◆ What is needed
Each line of the material below with the word "kind" is to be reported.

◆ Provided records
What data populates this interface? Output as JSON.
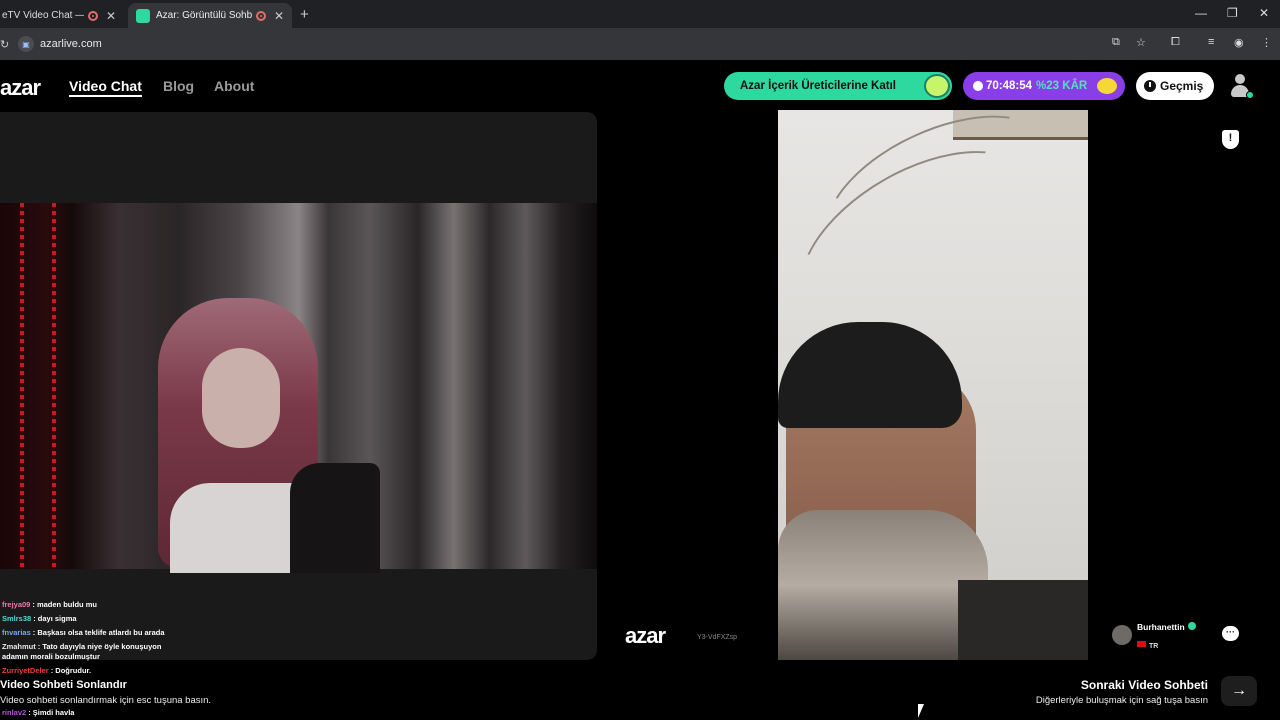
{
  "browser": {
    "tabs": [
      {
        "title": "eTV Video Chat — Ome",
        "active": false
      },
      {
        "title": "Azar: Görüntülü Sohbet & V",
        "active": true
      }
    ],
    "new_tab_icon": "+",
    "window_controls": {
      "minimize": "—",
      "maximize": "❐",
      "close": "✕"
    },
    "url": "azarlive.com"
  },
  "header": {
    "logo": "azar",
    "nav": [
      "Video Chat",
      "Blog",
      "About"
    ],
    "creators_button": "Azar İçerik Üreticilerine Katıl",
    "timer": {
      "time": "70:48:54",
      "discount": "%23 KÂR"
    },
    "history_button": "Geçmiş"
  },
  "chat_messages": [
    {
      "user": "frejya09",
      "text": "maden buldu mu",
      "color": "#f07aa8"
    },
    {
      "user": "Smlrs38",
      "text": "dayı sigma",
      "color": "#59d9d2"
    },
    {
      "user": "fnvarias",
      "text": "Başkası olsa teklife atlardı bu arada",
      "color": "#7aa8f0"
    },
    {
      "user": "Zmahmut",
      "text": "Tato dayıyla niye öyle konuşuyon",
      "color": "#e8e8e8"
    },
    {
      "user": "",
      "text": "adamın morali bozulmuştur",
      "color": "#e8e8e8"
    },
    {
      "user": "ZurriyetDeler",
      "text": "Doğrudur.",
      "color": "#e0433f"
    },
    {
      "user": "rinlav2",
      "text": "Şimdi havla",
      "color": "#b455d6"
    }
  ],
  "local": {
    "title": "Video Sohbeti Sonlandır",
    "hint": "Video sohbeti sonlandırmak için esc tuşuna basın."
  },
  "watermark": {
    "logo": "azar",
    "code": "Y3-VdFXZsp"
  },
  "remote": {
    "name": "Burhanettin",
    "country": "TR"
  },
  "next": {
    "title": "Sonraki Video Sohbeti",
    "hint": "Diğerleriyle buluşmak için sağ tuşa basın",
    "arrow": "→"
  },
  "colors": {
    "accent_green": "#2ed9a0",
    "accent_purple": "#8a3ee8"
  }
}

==

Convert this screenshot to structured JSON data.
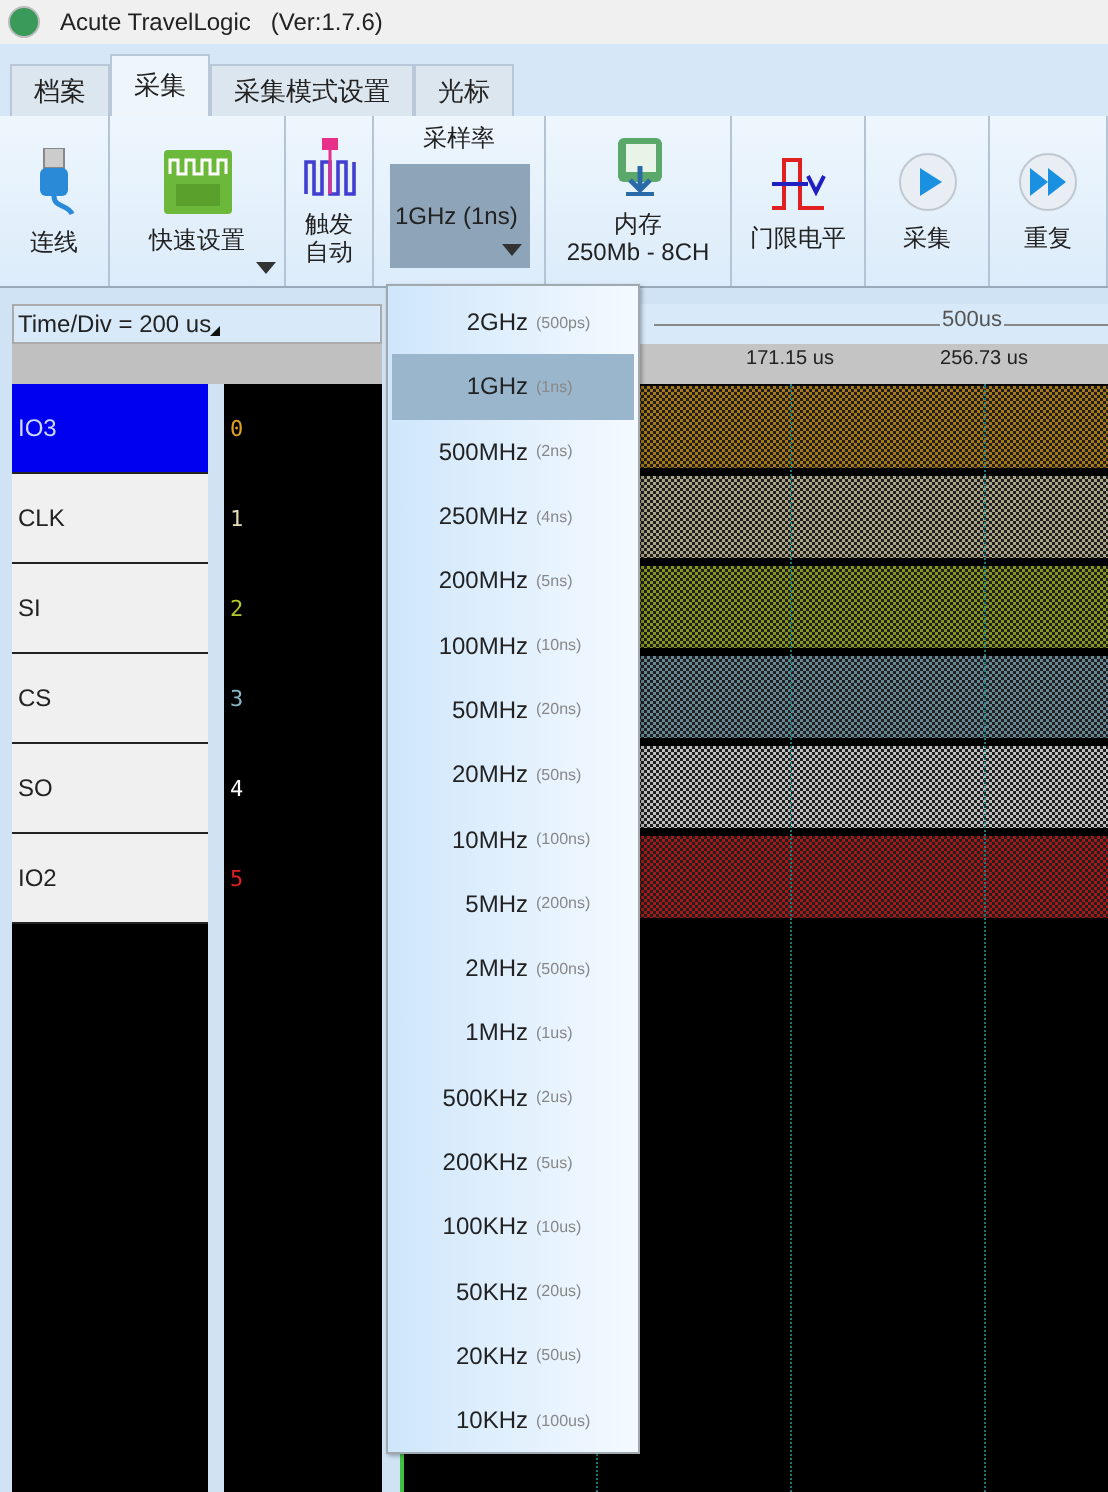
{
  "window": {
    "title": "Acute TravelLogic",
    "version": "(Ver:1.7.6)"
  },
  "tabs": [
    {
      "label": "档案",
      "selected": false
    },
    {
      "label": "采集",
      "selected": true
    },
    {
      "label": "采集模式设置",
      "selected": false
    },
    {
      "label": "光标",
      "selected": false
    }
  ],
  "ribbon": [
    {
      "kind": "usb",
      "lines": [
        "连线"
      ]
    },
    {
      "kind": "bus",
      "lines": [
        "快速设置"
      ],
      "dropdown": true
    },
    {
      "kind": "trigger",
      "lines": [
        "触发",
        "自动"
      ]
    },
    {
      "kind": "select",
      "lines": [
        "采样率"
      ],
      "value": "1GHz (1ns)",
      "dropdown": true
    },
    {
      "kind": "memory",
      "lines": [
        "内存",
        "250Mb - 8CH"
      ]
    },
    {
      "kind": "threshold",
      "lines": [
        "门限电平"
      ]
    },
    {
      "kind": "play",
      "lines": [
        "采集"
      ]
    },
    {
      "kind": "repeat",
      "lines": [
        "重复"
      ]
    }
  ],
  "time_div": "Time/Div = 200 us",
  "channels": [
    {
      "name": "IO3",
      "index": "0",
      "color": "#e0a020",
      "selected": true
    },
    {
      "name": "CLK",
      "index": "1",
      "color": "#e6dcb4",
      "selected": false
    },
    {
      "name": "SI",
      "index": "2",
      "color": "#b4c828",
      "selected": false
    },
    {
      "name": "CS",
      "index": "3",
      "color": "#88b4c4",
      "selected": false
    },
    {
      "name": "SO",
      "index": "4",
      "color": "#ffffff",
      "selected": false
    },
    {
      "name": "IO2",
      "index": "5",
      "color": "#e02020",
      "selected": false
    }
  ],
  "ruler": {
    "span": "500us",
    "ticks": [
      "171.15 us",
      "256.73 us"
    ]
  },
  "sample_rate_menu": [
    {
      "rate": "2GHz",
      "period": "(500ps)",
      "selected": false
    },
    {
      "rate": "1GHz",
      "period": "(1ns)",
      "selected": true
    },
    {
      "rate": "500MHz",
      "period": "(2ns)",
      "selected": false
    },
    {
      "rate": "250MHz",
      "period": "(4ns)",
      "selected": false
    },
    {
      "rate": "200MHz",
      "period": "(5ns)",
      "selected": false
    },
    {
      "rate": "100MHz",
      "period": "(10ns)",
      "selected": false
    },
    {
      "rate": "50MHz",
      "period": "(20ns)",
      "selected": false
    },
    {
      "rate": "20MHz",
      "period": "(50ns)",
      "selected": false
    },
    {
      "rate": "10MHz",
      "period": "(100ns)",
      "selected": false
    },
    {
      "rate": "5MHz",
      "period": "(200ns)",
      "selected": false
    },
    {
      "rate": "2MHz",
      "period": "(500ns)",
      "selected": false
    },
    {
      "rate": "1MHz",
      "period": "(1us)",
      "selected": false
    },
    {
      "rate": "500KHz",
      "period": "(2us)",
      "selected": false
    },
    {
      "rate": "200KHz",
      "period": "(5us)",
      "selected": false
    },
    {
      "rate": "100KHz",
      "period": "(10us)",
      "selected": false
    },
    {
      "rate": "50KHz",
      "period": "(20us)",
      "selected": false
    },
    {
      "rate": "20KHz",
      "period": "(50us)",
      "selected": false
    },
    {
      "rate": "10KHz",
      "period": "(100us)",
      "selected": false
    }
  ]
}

◆ Written answer
      "kind": "usb",
      "kind": "bus",
      "kind": "trigger",
      "kind": "select",
      "kind": "memory",
      "kind": "threshold",
      "kind": "play",
      "kind": "repeat",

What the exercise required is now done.